→ **Exercise directions**
The expected response is a copy of every line in the entries below that includes the word "Continue".
=====
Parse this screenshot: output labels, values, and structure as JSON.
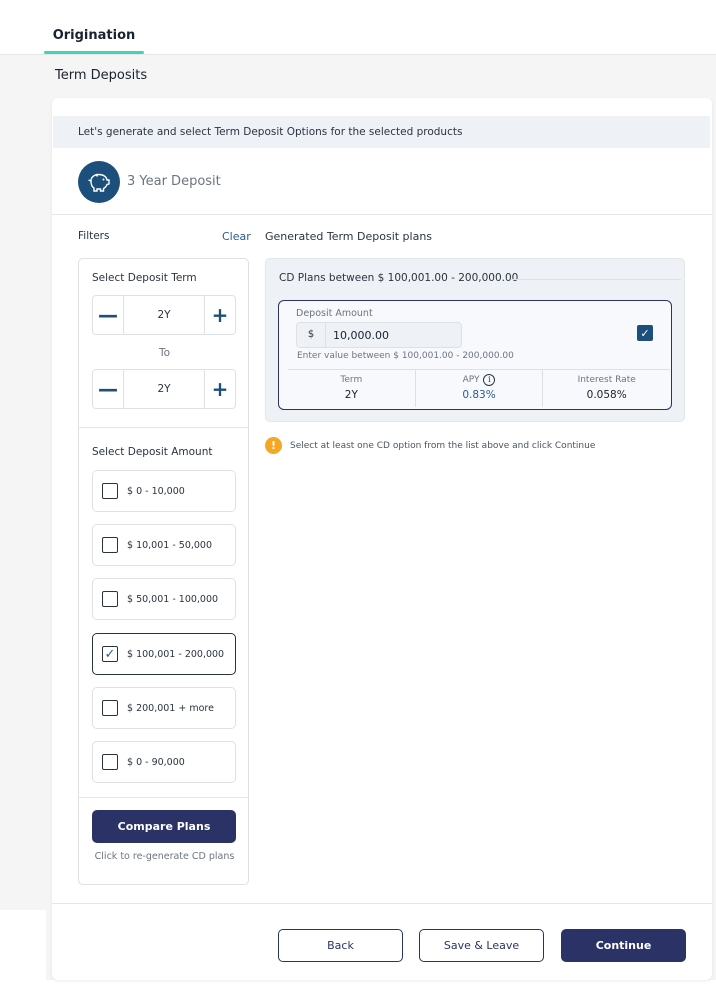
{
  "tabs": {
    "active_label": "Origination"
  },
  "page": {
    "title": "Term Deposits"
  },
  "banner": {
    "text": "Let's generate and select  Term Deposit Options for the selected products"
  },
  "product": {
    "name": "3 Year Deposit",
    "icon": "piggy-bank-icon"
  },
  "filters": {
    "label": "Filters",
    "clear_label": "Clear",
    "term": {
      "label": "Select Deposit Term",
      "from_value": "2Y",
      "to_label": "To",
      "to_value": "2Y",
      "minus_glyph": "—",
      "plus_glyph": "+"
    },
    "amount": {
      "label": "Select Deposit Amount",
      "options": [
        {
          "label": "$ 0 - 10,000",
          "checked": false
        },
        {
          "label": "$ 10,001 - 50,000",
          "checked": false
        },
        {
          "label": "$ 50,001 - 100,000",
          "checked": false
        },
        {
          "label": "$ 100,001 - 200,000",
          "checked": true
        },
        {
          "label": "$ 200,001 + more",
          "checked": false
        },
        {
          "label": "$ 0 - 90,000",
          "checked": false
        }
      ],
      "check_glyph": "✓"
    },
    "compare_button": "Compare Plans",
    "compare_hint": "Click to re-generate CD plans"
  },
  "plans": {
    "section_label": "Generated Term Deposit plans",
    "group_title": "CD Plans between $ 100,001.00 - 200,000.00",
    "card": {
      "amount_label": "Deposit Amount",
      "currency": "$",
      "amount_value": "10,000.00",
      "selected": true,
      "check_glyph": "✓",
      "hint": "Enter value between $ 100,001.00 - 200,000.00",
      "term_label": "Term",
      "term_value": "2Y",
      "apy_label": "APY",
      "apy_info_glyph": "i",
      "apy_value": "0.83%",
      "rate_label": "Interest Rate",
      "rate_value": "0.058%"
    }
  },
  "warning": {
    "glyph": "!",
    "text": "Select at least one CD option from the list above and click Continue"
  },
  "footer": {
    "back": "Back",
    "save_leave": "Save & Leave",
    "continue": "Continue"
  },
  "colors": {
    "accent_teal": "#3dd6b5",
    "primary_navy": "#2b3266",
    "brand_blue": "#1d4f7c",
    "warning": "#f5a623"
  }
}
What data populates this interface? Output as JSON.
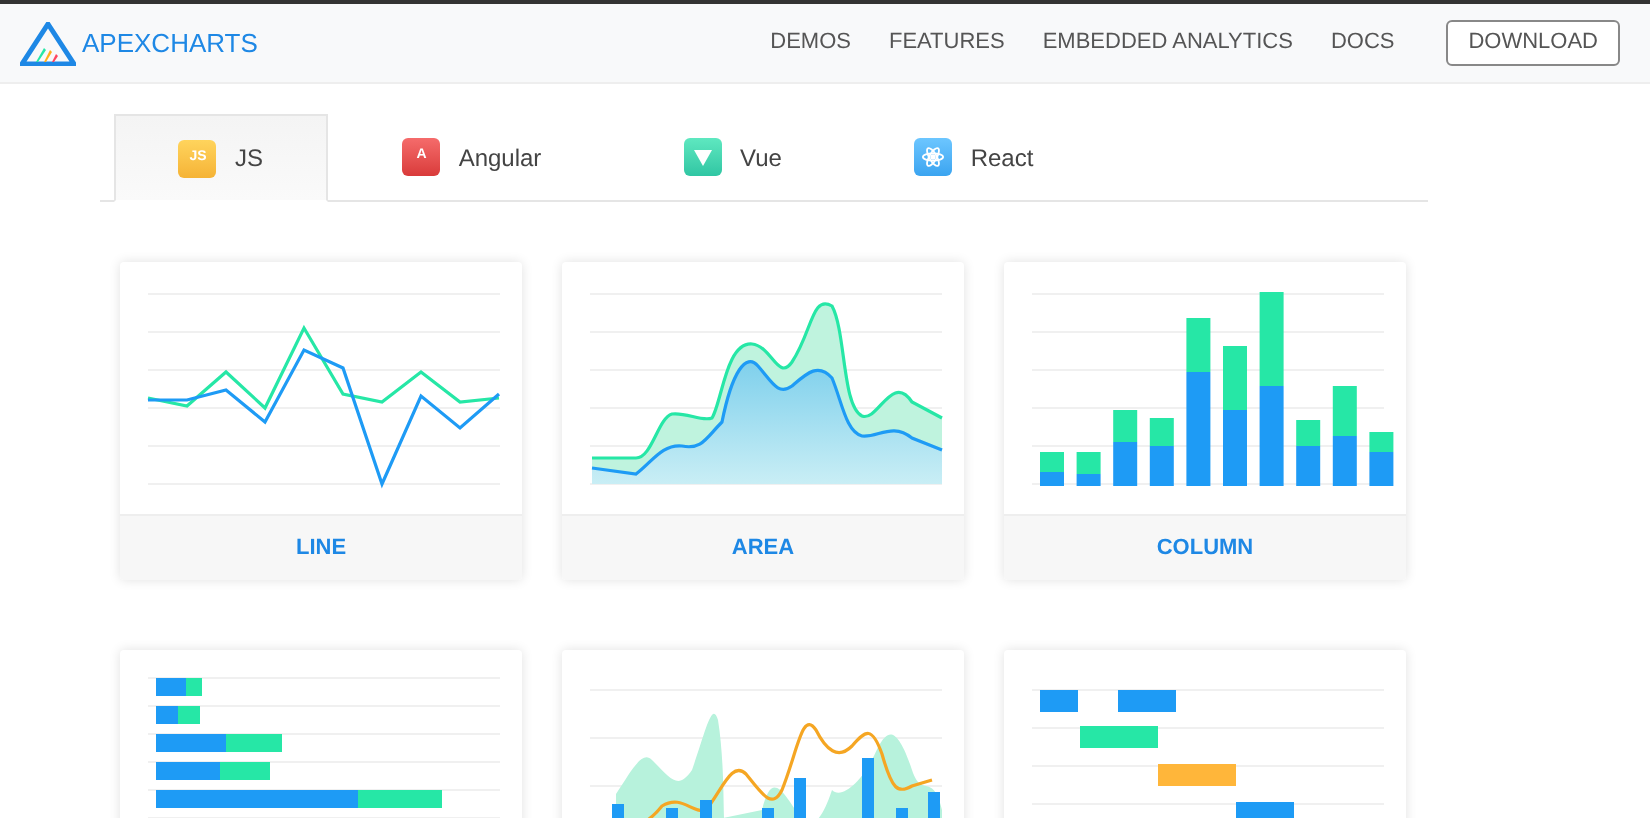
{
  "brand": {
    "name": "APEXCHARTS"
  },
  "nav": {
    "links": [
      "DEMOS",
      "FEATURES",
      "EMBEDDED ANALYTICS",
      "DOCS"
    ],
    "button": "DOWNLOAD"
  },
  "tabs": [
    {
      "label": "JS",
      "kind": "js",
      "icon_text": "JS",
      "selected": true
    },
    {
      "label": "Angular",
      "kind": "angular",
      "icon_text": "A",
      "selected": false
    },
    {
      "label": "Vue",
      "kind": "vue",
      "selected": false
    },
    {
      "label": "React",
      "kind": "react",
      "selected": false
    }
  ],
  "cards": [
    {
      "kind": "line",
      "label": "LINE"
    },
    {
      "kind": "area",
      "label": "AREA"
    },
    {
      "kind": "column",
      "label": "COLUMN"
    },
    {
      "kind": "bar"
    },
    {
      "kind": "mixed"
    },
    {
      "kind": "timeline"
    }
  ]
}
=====
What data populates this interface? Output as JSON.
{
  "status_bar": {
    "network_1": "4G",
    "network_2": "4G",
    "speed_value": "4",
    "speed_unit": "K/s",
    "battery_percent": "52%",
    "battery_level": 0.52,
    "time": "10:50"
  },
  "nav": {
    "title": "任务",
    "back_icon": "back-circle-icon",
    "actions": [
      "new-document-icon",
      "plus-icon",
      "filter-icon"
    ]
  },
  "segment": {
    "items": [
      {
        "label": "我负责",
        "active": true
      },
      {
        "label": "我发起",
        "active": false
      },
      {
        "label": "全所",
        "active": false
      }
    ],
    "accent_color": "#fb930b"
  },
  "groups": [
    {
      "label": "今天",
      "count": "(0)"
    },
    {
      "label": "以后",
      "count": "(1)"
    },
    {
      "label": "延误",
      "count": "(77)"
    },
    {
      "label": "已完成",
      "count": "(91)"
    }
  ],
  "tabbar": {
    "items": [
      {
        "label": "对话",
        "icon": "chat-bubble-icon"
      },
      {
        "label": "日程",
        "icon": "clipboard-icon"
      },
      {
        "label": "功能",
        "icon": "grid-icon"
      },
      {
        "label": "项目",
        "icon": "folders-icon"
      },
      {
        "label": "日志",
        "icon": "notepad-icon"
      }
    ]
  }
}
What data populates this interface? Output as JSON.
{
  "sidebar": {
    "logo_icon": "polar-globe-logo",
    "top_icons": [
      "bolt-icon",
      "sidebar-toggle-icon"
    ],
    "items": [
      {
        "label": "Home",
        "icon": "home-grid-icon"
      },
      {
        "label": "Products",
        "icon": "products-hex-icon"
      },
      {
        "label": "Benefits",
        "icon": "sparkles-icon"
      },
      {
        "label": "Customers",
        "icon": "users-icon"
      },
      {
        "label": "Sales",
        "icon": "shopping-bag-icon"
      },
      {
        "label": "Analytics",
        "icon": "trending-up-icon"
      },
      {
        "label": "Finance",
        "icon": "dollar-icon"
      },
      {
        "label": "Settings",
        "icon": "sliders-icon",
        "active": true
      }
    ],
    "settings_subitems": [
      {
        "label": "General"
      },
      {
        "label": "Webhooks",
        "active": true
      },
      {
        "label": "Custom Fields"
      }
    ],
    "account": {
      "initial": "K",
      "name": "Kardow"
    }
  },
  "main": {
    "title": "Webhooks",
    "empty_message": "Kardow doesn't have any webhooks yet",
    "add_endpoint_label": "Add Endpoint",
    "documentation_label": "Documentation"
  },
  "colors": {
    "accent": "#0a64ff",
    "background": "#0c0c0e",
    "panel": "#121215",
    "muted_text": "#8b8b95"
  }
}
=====
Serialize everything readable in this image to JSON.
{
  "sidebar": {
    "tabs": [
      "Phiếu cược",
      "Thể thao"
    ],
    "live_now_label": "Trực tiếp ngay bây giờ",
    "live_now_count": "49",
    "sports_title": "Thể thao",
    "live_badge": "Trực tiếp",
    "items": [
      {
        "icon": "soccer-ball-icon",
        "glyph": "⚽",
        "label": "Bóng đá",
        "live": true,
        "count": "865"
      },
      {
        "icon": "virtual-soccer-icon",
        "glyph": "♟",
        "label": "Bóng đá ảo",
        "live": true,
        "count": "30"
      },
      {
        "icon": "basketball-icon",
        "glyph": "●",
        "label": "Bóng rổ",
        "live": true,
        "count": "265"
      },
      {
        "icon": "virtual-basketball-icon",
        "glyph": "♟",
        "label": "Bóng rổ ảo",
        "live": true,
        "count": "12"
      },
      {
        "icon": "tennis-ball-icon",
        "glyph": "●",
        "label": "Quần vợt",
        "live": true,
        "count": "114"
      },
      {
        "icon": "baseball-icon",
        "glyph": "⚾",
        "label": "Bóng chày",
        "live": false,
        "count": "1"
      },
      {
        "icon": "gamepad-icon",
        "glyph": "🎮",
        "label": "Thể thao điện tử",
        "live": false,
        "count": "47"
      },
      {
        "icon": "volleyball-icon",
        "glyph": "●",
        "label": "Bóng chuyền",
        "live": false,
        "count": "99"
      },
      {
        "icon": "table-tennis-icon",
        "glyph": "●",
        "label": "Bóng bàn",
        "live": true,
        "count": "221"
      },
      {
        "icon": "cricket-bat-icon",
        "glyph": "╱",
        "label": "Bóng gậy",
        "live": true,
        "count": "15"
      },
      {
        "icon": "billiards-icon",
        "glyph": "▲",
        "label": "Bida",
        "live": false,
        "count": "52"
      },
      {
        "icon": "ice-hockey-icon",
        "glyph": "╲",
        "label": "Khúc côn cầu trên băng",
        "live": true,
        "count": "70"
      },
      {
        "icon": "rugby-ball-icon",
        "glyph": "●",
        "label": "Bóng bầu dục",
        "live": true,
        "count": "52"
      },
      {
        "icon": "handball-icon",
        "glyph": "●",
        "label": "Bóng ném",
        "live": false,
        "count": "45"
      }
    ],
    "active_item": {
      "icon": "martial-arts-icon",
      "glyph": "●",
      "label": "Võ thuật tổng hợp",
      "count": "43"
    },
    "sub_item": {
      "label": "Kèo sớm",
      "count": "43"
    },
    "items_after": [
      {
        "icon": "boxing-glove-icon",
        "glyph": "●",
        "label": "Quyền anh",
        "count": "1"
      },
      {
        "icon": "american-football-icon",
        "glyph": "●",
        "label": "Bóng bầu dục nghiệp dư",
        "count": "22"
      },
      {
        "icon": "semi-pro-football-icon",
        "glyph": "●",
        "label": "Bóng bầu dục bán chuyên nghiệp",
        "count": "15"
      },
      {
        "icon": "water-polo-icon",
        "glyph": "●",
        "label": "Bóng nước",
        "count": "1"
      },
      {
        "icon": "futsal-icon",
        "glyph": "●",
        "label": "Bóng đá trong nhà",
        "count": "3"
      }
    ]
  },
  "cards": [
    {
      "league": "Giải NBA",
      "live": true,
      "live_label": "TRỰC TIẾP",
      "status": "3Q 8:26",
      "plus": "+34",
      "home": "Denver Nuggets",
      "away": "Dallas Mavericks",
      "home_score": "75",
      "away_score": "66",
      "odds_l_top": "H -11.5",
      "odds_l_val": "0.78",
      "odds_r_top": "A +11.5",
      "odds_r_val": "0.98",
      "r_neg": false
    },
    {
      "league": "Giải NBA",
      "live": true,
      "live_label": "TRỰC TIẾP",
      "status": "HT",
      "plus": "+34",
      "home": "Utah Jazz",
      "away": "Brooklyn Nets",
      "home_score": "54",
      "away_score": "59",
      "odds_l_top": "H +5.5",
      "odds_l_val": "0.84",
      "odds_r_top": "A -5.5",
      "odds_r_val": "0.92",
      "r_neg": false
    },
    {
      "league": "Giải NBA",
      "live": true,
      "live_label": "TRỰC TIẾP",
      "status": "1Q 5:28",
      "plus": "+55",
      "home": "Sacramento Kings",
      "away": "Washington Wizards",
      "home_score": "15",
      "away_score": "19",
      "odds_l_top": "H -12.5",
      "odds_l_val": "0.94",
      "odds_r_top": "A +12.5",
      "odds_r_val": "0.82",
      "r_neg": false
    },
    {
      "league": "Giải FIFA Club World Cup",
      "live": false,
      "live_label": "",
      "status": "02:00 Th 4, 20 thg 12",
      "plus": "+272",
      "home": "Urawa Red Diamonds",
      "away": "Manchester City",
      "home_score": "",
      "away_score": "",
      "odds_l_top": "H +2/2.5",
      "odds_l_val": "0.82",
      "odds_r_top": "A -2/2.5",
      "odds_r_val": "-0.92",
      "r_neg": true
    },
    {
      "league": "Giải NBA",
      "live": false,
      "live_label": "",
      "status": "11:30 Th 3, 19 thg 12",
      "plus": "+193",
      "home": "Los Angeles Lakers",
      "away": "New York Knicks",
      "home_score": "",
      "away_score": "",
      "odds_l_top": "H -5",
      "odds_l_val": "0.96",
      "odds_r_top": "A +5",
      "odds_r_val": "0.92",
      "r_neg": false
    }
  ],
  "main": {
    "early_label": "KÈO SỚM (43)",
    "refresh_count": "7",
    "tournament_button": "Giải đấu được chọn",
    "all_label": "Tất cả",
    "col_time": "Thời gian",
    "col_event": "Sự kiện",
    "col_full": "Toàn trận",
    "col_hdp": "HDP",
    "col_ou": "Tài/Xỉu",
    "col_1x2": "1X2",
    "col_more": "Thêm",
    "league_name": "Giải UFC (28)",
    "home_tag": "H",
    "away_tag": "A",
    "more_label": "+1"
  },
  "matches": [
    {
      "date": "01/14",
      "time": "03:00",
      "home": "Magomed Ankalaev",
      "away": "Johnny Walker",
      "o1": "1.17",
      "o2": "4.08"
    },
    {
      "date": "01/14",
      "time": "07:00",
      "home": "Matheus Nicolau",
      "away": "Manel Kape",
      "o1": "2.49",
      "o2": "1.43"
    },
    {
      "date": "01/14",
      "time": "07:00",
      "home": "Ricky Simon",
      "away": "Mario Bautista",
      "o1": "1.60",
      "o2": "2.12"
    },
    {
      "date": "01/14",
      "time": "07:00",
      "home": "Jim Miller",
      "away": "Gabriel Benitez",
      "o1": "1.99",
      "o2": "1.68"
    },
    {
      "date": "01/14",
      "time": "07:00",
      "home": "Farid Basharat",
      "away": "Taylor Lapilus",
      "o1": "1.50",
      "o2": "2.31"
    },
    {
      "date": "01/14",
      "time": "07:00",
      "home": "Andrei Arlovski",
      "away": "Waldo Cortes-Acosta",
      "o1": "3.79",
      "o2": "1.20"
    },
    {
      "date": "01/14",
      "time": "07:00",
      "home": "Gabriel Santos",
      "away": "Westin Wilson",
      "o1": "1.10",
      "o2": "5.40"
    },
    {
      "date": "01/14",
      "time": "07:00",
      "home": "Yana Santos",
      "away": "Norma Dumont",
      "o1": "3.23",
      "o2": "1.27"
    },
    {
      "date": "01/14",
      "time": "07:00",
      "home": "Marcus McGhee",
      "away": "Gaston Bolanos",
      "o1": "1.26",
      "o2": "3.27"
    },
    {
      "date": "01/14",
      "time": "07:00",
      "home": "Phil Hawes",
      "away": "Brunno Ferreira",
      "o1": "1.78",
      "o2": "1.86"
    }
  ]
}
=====
→ **The answer**
    "text": "Select at least one CD option from the list above and click Continue"
    "continue": "Continue"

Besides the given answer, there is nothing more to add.